Called to the Bar in 1997, Sarah Prager has been listed in the legal directories as a Band 1 practitioner in travel law for many years. Together with her colleagues at 1 Chancery Lane, Matthew Chapman QC and Jack Harding, she co-writes the leading legal textbook in the area, and has been involved in most of the leading cases in the field in the last decade. Last year she was named Best Lawyers’ Travel Lawyer of the Year 2020/2021 and the Lawyer Monthly Women in Law Awards 2020: Personal Injury, and she has recently been invited to join the Consultative Group of Experts to the UNWTO Committee for the Development of an International Code for the Protection of Tourists and the Admiralty Court Users’ Committee.

…And Finally…

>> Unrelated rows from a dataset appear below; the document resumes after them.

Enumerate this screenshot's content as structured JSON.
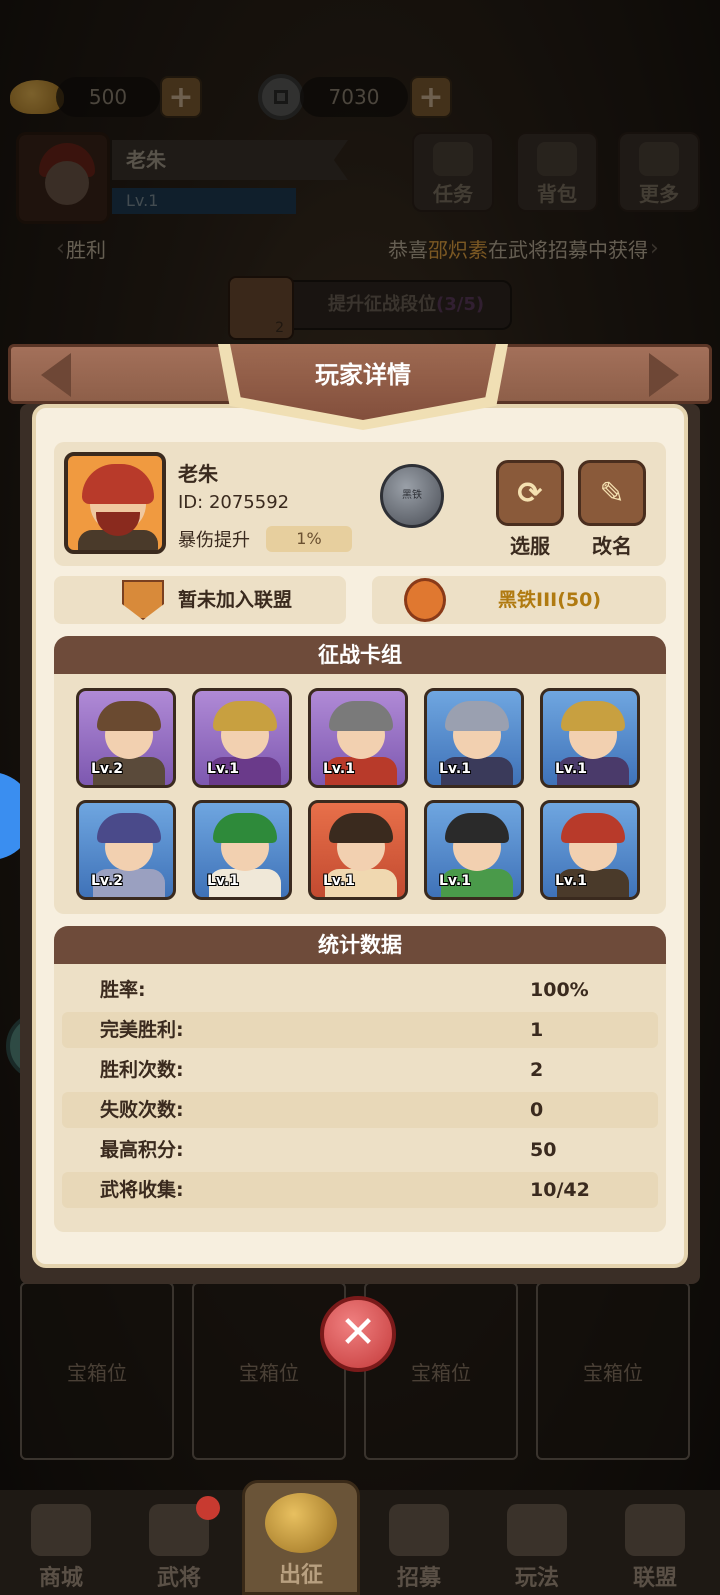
{
  "top_bar": {
    "gold_amount": "500",
    "coin_amount": "7030",
    "plus_label": "+"
  },
  "header": {
    "player_name": "老朱",
    "player_level": "Lv.1",
    "buttons": [
      {
        "label": "任务",
        "icon": "scroll-icon"
      },
      {
        "label": "背包",
        "icon": "bag-icon"
      },
      {
        "label": "更多",
        "icon": "menu-icon"
      }
    ]
  },
  "ticker": {
    "left_text": "胜利",
    "right_prefix": "恭喜",
    "right_name": "邵炽素",
    "right_suffix": "在武将招募中获得",
    "left_arrow": "‹",
    "right_arrow": "›"
  },
  "rank_button": {
    "label": "提升征战段位",
    "progress": "(3/5)",
    "count": "2"
  },
  "panel": {
    "title": "玩家详情",
    "player": {
      "name": "老朱",
      "id": "ID: 2075592",
      "crit_label": "暴伤提升",
      "crit_value": "1%",
      "rank_medal_text": "黑铁"
    },
    "actions": {
      "select_server": "选服",
      "rename": "改名"
    },
    "alliance": "暂未加入联盟",
    "rank": "黑铁III(50)",
    "deck": {
      "title": "征战卡组",
      "heroes": [
        {
          "level": "Lv.2",
          "color": "purple",
          "hair": "#6a4a30",
          "outfit": "#5a4a3a"
        },
        {
          "level": "Lv.1",
          "color": "purple",
          "hair": "#c8a040",
          "outfit": "#6a3a8a"
        },
        {
          "level": "Lv.1",
          "color": "purple",
          "hair": "#7a7a7a",
          "outfit": "#b83a2a"
        },
        {
          "level": "Lv.1",
          "color": "blue",
          "hair": "#9aa0b0",
          "outfit": "#3a3a5a"
        },
        {
          "level": "Lv.1",
          "color": "blue",
          "hair": "#c8a040",
          "outfit": "#4a3a6a"
        },
        {
          "level": "Lv.2",
          "color": "blue",
          "hair": "#4a4a8a",
          "outfit": "#9aa0c0"
        },
        {
          "level": "Lv.1",
          "color": "blue",
          "hair": "#2e8a3a",
          "outfit": "#f0e8d8"
        },
        {
          "level": "Lv.1",
          "color": "red",
          "hair": "#3a2a1e",
          "outfit": "#f0d8b0"
        },
        {
          "level": "Lv.1",
          "color": "blue",
          "hair": "#2a2a2a",
          "outfit": "#4a9a4a"
        },
        {
          "level": "Lv.1",
          "color": "blue",
          "hair": "#b83a2a",
          "outfit": "#4a3a2a"
        }
      ]
    },
    "stats": {
      "title": "统计数据",
      "rows": [
        {
          "label": "胜率:",
          "value": "100%"
        },
        {
          "label": "完美胜利:",
          "value": "1"
        },
        {
          "label": "胜利次数:",
          "value": "2"
        },
        {
          "label": "失败次数:",
          "value": "0"
        },
        {
          "label": "最高积分:",
          "value": "50"
        },
        {
          "label": "武将收集:",
          "value": "10/42"
        }
      ]
    },
    "close_label": "✕"
  },
  "chest_slots": [
    "宝箱位",
    "宝箱位",
    "宝箱位",
    "宝箱位"
  ],
  "bottom_nav": [
    {
      "label": "商城"
    },
    {
      "label": "武将"
    },
    {
      "label": "出征"
    },
    {
      "label": "招募"
    },
    {
      "label": "玩法"
    },
    {
      "label": "联盟"
    }
  ]
}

As William Shatner blasted off into outer space this week the team took a moment to consider the implications of his flight. It seems that commercial space flights are closer than we may have thought – indeed, are upon us – and this has caused us to wonder whether Space Cruises might be next. There is no obvious reason why the existing travel law framework should not apply to these trips, although interesting questions arise as to applicable law, carriage by air and whether a stay at a space station comprises transport or accommodation or a combination of the two. Sooner or later we as practitioners will have to grasp the nettle and begin to consider the regulation of commercial space flight. The starting point is the American jurisdiction, which is 20 years ahead of us in terms of legislation, and which has been developing a consensus-led model which relies on the industry to determine best practice in terms of standards. The Federal Aviation Administration, which has authority over commercial space flights, is due to report on 31st March 2022 on whether the nascent commercial space industry is ready for regulation; and if it is, what form that regulation should take. We anticipate a regulatory regime similar to that in place for carriage by air; licensing and safety inspection of aircraft, licensing of pilots, and a contractual framework that seeks to provide clarity on jurisdiction and applicable law. There will be further considerations, however, peculiar to space travel; consumers will need to be educated about the negative effects of zero-gravity, there may need to be mental and physical health screening of potential passengers, and quite possibly medical personnel retained to provide assistance during flights. We await the FAA report with interest; whatever the eventual legal regime, as ever, we stand ready boldly to go where no lawyers have gone before.